The hearing was next calendered for October 1983, at which time the immigration judge continued the hearing in order to request yet another advisory opinion on the asylum application from the BHRHA, which was received in February 1984. In October 1984, the hearing was reconvened and continued once again to allow counsel for petitioners to prepare an application for suspension of deportation, because by this time Youssefinia had been in the country continuously for seven years. The final hearing, as noted, was held in November 1984.
(4) School transfer. A student shall not be eligible to transfer to another school unless he submits a valid Form I-20 completed by that school and the Service grants him permission to transfer.... Permission to transfer may be granted only if the applicant establishes that he is a bona fide nonimmigrant student, that he intends to take a full course of study at the school to which he wishes to transfer, and that he in fact was a full-time student at the school which he was last authorized by the Service to attend, unless failure to commence or continue full-time attendance was due to circumstances beyond his control or was otherwise justified
The Attorney General is authorized to delegate his powers under the Act. 8 U.S.C. § 1103. His authority under section 244 of the Act has been delegated by regulation to the Commissioner of the Immigration and Naturalization Service, 8 CFR Sec. 2.1, and in turn to immigration judges, 8 C.F.R. Sec. 242.8(a) (1985), whose decisions are reviewable by the Board of Immigration Appeals, 8 C.F.R. Sec. 242.21 (1985)

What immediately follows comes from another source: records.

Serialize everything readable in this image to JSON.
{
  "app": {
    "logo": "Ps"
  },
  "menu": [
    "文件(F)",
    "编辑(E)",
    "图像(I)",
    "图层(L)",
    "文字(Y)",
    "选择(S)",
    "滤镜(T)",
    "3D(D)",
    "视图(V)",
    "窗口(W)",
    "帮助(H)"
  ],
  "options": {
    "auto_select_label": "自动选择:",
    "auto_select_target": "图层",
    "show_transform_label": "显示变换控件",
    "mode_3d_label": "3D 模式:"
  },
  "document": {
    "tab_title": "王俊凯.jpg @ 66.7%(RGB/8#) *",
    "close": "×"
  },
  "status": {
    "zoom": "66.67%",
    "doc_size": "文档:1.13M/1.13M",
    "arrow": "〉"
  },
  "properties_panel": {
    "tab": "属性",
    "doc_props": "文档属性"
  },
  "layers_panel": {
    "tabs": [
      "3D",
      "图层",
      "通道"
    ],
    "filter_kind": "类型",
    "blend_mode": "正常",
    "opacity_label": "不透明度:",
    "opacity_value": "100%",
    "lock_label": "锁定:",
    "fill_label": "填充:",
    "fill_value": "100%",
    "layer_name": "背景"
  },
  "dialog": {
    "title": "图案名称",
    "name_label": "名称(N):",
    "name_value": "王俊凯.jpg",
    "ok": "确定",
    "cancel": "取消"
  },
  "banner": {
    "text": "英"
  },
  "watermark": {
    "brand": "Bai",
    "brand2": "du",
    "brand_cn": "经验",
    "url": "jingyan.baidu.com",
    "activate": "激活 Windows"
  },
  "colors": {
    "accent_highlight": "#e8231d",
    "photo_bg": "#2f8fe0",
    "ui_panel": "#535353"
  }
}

Youssefinia's more generalized fears based upon his membership in the former Shah's political party were also properly found inadequate by the immigration judge due to the millions of other Iranians who also belonged to the party, the fact that Youssefinia held no important position within it, and the length of time which has passed since the revolution

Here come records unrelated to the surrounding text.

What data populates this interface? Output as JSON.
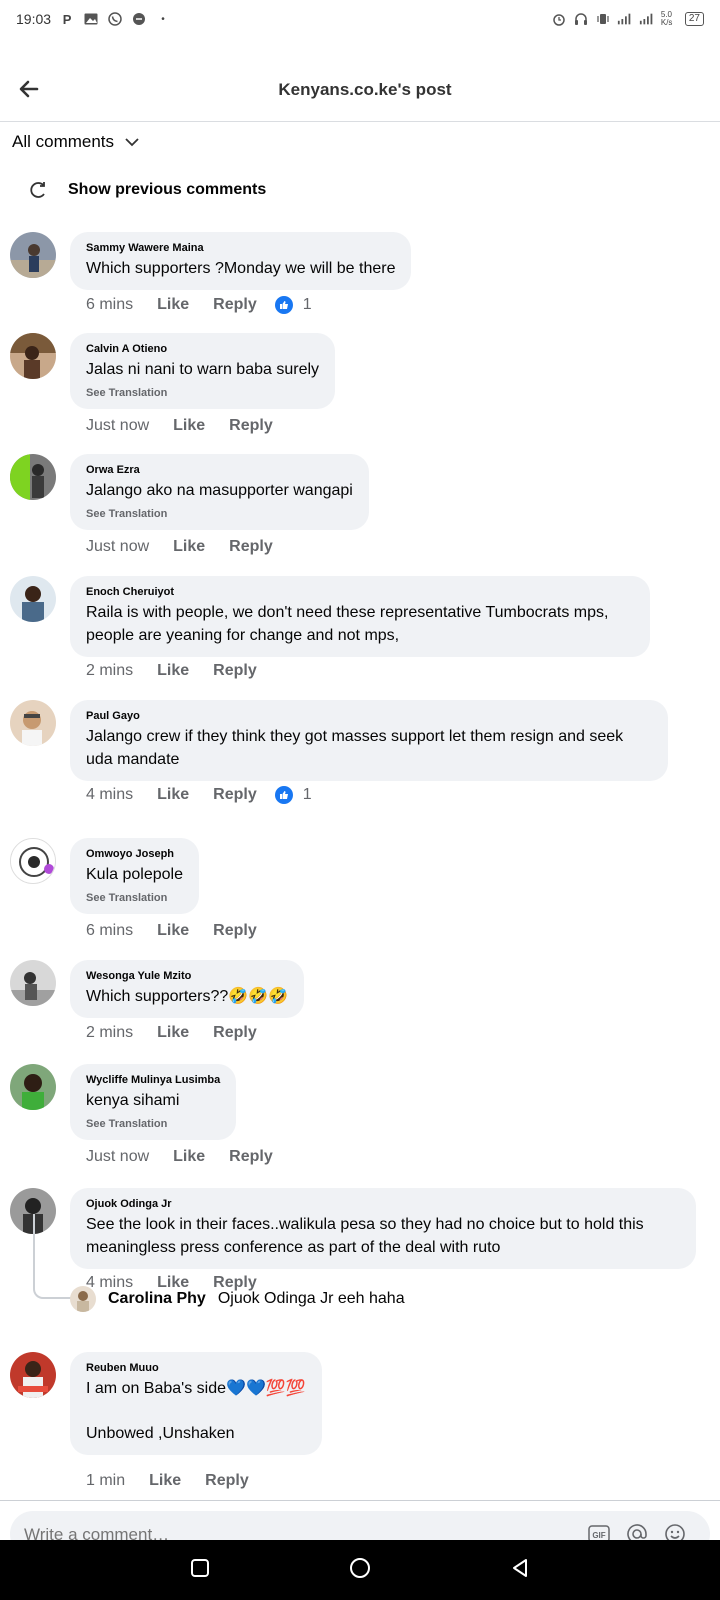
{
  "status": {
    "time": "19:03",
    "speed": "5.0 K/s",
    "battery": "27"
  },
  "header": {
    "title": "Kenyans.co.ke's post"
  },
  "filter": {
    "label": "All comments"
  },
  "prev": {
    "label": "Show previous comments"
  },
  "actions": {
    "like": "Like",
    "reply": "Reply",
    "see_translation": "See Translation"
  },
  "comments": [
    {
      "author": "Sammy Wawere Maina",
      "text": "Which supporters ?Monday we will be there",
      "time": "6 mins",
      "reactions": "1"
    },
    {
      "author": "Calvin A Otieno",
      "text": "Jalas ni nani to warn baba surely",
      "time": "Just now"
    },
    {
      "author": "Orwa Ezra",
      "text": "Jalango ako na masupporter wangapi",
      "time": "Just now"
    },
    {
      "author": "Enoch Cheruiyot",
      "text": "Raila is with people,  we don't need these representative Tumbocrats mps, people are yeaning for change and not mps,",
      "time": "2 mins"
    },
    {
      "author": "Paul Gayo",
      "text": "Jalango crew if they think they got masses support let them resign and seek uda mandate",
      "time": "4 mins",
      "reactions": "1"
    },
    {
      "author": "Omwoyo Joseph",
      "text": "Kula polepole",
      "time": "6 mins"
    },
    {
      "author": "Wesonga Yule Mzito",
      "text": "Which supporters??🤣🤣🤣",
      "time": "2 mins"
    },
    {
      "author": "Wycliffe Mulinya Lusimba",
      "text": "kenya sihami",
      "time": "Just now"
    },
    {
      "author": "Ojuok Odinga Jr",
      "text": "See the look in their faces..walikula pesa so they had no choice but to hold this meaningless press conference as part of the deal with ruto",
      "time": "4 mins"
    },
    {
      "author": "Reuben Muuo",
      "text": "I am on Baba's side💙💙💯💯",
      "text2": "Unbowed ,Unshaken",
      "time": "1 min"
    }
  ],
  "reply_preview": {
    "author": "Carolina Phy",
    "text": "Ojuok Odinga Jr eeh haha"
  },
  "compose": {
    "placeholder": "Write a comment…"
  }
}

Hardship to Youssefinia's wife and son, who were neither United States citizens nor permanent residents, was properly not considered by the immigration judge